Trinity Washington University

Policy Statement on the Appropriate Use of AI in Coursework

Artificial Intelligence (AI) refers to machine or software systems that process information and create outputs that can mimic some aspects of human thinking. AI tools include chatbots, search engines, predictive text, grammar checkers, or citation generators. They can support academic work but not replace the creativity and critical thinking required to earn a college degree. Review the following guidelines for the appropriate use of AI tools while maintaining academic integrity:

  1. General use of AI tools

Students are responsible for using AI tools properly while adhering to course-specific requirements and guidelines, including style, formatting, and referencing. AI tools can be used when studying, prewriting, source gathering, and in other preparatory tasks related to coursework. AI tools should only be used to support student learning, not replace it.
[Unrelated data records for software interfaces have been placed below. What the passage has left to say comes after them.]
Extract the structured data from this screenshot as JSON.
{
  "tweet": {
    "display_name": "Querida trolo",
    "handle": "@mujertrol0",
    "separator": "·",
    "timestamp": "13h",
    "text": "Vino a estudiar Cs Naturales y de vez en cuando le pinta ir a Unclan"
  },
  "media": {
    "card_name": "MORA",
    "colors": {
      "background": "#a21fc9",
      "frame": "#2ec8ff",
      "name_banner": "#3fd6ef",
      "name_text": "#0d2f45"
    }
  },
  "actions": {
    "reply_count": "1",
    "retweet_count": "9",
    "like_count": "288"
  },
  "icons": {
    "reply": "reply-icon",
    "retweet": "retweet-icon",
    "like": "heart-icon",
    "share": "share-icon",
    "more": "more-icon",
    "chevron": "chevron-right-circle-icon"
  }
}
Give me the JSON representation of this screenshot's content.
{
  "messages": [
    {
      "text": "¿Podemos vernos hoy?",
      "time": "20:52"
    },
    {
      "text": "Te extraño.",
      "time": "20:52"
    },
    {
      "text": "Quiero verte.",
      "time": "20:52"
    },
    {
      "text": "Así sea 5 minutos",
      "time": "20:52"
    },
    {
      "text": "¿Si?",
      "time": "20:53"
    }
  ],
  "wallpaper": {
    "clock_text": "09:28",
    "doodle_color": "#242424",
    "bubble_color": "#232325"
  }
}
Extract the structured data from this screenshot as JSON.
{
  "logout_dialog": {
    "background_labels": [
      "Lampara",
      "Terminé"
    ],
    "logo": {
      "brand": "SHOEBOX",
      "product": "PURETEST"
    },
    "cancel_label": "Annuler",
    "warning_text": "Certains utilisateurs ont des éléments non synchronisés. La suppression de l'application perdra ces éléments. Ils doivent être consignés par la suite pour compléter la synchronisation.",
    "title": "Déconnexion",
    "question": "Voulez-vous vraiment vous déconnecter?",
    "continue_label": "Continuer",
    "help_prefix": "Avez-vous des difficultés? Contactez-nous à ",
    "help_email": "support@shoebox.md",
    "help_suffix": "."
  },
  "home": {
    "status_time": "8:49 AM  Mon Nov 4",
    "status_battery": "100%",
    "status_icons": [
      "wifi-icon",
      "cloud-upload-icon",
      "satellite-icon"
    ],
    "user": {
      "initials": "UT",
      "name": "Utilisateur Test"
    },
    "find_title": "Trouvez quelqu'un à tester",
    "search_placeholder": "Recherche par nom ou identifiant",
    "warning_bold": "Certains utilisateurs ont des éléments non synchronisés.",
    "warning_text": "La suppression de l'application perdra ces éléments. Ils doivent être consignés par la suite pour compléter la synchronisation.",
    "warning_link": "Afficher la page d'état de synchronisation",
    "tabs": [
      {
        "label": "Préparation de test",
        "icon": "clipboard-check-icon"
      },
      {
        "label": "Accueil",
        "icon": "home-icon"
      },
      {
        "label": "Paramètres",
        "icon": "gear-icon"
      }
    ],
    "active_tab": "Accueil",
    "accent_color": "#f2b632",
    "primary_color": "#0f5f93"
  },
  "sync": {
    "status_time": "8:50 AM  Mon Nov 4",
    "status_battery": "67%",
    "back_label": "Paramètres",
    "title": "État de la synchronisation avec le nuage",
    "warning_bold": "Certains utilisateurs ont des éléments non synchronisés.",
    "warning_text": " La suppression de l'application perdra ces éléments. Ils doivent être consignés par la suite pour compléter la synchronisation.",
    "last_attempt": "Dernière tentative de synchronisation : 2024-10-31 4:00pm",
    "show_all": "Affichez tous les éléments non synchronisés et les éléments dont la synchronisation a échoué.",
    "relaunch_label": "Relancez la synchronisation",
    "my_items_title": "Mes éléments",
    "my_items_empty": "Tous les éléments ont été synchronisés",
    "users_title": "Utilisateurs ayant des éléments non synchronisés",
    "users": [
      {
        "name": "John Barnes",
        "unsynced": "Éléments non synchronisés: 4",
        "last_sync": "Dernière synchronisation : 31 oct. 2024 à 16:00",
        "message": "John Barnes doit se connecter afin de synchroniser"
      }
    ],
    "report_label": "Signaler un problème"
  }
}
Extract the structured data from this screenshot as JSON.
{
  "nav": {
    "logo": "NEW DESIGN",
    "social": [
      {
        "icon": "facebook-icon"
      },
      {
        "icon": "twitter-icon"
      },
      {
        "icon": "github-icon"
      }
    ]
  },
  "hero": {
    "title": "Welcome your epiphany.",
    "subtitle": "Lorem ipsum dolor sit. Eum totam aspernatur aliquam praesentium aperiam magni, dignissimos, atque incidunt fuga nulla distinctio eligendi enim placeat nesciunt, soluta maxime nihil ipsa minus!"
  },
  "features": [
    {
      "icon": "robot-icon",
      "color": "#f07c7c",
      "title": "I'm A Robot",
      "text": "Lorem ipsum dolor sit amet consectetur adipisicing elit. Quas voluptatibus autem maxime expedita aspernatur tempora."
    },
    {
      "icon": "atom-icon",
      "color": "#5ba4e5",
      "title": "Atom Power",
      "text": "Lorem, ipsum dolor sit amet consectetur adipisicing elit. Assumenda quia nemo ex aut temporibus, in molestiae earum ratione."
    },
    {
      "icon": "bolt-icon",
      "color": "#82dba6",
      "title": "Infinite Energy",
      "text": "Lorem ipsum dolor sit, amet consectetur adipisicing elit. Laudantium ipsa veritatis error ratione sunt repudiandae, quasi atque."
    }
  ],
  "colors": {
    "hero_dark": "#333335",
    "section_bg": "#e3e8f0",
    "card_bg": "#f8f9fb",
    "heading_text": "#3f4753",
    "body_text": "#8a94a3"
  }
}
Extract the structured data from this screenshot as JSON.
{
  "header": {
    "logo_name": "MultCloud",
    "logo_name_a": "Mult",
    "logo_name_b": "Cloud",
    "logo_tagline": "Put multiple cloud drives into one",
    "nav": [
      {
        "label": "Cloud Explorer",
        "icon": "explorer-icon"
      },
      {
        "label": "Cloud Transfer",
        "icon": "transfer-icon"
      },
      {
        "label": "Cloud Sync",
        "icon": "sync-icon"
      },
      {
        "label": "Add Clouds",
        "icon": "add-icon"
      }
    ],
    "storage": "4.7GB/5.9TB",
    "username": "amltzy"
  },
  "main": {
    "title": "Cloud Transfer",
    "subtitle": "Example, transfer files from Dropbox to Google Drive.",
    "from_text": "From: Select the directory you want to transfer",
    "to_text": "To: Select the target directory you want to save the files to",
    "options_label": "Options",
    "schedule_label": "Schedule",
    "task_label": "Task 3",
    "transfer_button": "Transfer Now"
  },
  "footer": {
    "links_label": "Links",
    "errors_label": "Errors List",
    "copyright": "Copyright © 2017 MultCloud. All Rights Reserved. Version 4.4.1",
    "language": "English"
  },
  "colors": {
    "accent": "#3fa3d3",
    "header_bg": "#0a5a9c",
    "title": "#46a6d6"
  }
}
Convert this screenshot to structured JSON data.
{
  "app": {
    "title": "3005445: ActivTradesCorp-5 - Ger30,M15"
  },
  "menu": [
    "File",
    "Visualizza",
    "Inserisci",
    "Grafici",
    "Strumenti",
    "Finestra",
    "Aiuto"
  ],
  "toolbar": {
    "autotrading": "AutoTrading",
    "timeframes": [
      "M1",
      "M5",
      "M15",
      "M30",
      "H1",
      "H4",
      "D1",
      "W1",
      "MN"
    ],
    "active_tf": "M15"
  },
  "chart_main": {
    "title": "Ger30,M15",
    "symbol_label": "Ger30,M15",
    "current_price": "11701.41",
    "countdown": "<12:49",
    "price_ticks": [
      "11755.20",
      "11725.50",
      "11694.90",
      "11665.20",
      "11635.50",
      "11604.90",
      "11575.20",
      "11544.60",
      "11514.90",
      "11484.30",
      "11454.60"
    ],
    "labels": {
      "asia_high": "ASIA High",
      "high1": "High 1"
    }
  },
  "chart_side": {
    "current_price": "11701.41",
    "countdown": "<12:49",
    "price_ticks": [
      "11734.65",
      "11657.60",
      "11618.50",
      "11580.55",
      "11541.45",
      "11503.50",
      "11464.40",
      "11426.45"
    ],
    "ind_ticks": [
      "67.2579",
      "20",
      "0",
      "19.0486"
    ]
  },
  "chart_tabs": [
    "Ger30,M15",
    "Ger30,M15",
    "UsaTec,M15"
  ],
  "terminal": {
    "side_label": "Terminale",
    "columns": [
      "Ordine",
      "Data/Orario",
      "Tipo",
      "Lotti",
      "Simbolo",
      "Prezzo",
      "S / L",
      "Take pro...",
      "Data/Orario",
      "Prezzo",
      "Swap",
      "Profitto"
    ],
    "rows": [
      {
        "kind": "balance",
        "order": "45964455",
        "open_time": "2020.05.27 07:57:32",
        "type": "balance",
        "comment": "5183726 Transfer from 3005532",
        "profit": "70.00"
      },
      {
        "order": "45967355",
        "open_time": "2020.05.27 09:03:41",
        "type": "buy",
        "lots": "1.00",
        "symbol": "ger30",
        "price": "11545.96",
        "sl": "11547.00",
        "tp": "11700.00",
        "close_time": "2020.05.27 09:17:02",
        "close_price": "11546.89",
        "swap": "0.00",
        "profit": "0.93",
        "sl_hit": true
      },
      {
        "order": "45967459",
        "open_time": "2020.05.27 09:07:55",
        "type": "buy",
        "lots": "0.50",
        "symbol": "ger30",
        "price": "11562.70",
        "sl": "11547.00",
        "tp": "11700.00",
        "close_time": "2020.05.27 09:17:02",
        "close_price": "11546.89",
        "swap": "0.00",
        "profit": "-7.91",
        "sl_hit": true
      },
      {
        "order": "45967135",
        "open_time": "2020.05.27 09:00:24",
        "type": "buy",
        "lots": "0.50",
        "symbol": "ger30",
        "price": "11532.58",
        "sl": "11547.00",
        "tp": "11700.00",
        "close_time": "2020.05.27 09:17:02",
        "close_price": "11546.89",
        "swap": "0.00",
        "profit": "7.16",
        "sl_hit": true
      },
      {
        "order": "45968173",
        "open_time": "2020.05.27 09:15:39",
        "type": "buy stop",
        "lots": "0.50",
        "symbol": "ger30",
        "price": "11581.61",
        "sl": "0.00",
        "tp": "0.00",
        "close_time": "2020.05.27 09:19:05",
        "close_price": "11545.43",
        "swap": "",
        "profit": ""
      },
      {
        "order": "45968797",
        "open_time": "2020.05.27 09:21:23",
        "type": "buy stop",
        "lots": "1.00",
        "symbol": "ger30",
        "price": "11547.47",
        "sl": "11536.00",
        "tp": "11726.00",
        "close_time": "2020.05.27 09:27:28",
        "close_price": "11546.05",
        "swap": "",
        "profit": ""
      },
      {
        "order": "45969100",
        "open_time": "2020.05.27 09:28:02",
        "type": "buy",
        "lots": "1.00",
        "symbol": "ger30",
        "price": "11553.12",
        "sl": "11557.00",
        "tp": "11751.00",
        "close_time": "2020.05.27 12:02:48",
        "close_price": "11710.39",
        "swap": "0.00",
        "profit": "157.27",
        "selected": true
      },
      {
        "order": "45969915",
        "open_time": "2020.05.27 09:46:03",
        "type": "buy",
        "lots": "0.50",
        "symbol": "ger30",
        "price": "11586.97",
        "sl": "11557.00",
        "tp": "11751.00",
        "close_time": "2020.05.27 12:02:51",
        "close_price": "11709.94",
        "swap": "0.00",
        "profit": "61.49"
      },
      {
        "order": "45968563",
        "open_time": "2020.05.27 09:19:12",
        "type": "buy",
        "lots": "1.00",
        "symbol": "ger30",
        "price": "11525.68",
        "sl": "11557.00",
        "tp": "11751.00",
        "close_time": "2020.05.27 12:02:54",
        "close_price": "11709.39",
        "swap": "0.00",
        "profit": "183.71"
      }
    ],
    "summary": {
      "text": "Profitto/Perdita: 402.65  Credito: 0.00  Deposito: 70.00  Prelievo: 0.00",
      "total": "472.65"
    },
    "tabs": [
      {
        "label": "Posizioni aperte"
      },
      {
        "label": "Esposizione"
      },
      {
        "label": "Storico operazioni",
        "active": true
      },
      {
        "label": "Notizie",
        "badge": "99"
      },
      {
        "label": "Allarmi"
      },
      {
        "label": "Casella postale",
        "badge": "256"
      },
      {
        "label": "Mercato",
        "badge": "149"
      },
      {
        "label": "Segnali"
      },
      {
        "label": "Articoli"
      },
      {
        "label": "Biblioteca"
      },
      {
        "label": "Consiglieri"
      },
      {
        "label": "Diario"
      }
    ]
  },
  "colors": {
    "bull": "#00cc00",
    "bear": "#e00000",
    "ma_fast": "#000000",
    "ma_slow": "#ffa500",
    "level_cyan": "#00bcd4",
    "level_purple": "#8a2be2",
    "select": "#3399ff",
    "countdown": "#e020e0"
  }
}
  1. AI & Testing

Generative AI and related tools should not be used to compose responses to test or assessment questions. Testing assesses a student’s understanding of specific information and knowledge. It is the student’s responsibility to generate and recall this knowledge. AI generators may not always provide correct answers.

  1. AI & Written Assignments

If use of AI-generated material is permitted by the instructor in a course or for a specific assignment, any AI-generated text should be used sparingly, appropriately, and in service of supporting one’s own ideas as with other integrated materials, at your instructor’s discretion. Using AI to generate an entire paper or assignment that is meant to be your own work is not a proper use of this technology.

  1. AI & Sources/Citations

When using AI-generated material in an assignment (if permitted), it must be cited appropriately and with the required citation style for that course (APA, MLA, etc.). If using AI tools to generate citations, students should always cross-check them with required formatting standards for accuracy. While use of AI-generated material may be permitted on certain assignments, remember that AI-generated material is not considered scholarly.

Inappropriate use of AI-generated material is a form of cheating. Processes and penalties for cheating and other forms of academic dishonesty are covered in Trinity’s honor policy, found here:

Note: Due to the changing nature of Artificial Intelligence, this policy will undergo regular review by the University Committee on Academic Policy (UCAP).

Issued by UCAP on 10.18.2023